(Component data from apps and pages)
━━━━

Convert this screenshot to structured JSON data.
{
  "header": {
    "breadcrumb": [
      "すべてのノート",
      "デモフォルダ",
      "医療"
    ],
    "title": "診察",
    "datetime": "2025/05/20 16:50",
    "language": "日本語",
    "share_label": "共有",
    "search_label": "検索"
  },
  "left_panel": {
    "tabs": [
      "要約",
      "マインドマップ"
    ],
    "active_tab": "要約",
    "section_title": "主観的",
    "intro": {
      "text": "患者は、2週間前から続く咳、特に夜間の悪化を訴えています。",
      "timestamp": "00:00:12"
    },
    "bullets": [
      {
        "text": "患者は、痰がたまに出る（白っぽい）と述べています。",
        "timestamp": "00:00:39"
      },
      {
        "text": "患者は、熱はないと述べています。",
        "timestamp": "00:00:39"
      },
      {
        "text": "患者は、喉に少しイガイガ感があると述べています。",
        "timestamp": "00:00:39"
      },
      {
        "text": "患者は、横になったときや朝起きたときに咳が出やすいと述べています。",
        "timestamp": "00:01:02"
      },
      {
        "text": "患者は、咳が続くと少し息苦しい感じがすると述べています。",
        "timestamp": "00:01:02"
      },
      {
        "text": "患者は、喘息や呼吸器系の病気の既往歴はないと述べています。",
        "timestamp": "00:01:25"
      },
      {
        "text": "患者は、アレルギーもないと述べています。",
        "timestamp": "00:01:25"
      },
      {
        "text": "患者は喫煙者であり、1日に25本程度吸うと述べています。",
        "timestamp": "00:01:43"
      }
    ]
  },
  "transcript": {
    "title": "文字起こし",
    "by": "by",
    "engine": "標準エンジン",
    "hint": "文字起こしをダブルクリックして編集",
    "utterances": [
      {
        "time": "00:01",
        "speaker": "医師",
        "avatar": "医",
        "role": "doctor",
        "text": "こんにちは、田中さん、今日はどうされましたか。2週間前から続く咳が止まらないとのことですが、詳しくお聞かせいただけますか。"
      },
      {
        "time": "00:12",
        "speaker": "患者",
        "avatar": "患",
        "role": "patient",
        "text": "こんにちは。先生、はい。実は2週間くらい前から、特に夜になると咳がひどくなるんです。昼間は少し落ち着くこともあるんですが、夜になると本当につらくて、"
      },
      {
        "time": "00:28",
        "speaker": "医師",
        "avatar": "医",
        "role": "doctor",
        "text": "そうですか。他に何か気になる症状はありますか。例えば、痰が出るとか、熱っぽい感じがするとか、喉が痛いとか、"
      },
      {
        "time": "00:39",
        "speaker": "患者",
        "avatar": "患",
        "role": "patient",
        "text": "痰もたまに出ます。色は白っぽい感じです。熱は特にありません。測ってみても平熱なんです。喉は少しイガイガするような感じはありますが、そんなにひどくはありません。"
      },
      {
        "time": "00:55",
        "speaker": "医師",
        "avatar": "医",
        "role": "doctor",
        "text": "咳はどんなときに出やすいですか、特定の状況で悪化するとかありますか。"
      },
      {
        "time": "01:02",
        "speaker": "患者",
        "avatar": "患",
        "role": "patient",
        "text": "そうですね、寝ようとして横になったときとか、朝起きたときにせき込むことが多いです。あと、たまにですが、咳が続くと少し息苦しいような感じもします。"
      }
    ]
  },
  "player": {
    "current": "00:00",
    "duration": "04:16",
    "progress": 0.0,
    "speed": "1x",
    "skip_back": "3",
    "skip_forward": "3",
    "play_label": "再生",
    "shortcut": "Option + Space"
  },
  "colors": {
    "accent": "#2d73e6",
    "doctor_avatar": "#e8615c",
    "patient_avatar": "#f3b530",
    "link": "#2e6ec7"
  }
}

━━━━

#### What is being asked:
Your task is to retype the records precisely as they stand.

#### Answer to this problem:
Convert this screenshot to structured JSON data.
{
  "header": {
    "breadcrumb": [
      "すべてのノート",
      "デモフォルダ",
      "医療"
    ],
    "title": "診察",
    "datetime": "2025/05/20 16:50",
    "language": "日本語",
    "share_label": "共有",
    "search_label": "検索"
  },
  "left_panel": {
    "tabs": [
      "要約",
      "マインドマップ"
    ],
    "active_tab": "要約",
    "section_title": "主観的",
    "intro": {
      "text": "患者は、2週間前から続く咳、特に夜間の悪化を訴えています。",
      "timestamp": "00:00:12"
    },
    "bullets": [
      {
        "text": "患者は、痰がたまに出る（白っぽい）と述べています。",
        "timestamp": "00:00:39"
      },
      {
        "text": "患者は、熱はないと述べています。",
        "timestamp": "00:00:39"
      },
      {
        "text": "患者は、喉に少しイガイガ感があると述べています。",
        "timestamp": "00:00:39"
      },
      {
        "text": "患者は、横になったときや朝起きたときに咳が出やすいと述べています。",
        "timestamp": "00:01:02"
      },
      {
        "text": "患者は、咳が続くと少し息苦しい感じがすると述べています。",
        "timestamp": "00:01:02"
      },
      {
        "text": "患者は、喘息や呼吸器系の病気の既往歴はないと述べています。",
        "timestamp": "00:01:25"
      },
      {
        "text": "患者は、アレルギーもないと述べています。",
        "timestamp": "00:01:25"
      },
      {
        "text": "患者は喫煙者であり、1日に25本程度吸うと述べています。",
        "timestamp": "00:01:43"
      }
    ]
  },
  "transcript": {
    "title": "文字起こし",
    "by": "by",
    "engine": "標準エンジン",
    "hint": "文字起こしをダブルクリックして編集",
    "utterances": [
      {
        "time": "00:01",
        "speaker": "医師",
        "avatar": "医",
        "role": "doctor",
        "text": "こんにちは、田中さん、今日はどうされましたか。2週間前から続く咳が止まらないとのことですが、詳しくお聞かせいただけますか。"
      },
      {
        "time": "00:12",
        "speaker": "患者",
        "avatar": "患",
        "role": "patient",
        "text": "こんにちは。先生、はい。実は2週間くらい前から、特に夜になると咳がひどくなるんです。昼間は少し落ち着くこともあるんですが、夜になると本当につらくて、"
      },
      {
        "time": "00:28",
        "speaker": "医師",
        "avatar": "医",
        "role": "doctor",
        "text": "そうですか。他に何か気になる症状はありますか。例えば、痰が出るとか、熱っぽい感じがするとか、喉が痛いとか、"
      },
      {
        "time": "00:39",
        "speaker": "患者",
        "avatar": "患",
        "role": "patient",
        "text": "痰もたまに出ます。色は白っぽい感じです。熱は特にありません。測ってみても平熱なんです。喉は少しイガイガするような感じはありますが、そんなにひどくはありません。"
      },
      {
        "time": "00:55",
        "speaker": "医師",
        "avatar": "医",
        "role": "doctor",
        "text": "咳はどんなときに出やすいですか、特定の状況で悪化するとかありますか。"
      },
      {
        "time": "01:02",
        "speaker": "患者",
        "avatar": "患",
        "role": "patient",
        "text": "そうですね、寝ようとして横になったときとか、朝起きたときにせき込むことが多いです。あと、たまにですが、咳が続くと少し息苦しいような感じもします。"
      }
    ]
  },
  "player": {
    "current": "00:00",
    "duration": "04:16",
    "progress": 0.0,
    "speed": "1x",
    "skip_back": "3",
    "skip_forward": "3",
    "play_label": "再生",
    "shortcut": "Option + Space"
  },
  "colors": {
    "accent": "#2d73e6",
    "doctor_avatar": "#e8615c",
    "patient_avatar": "#f3b530",
    "link": "#2e6ec7"
  }
}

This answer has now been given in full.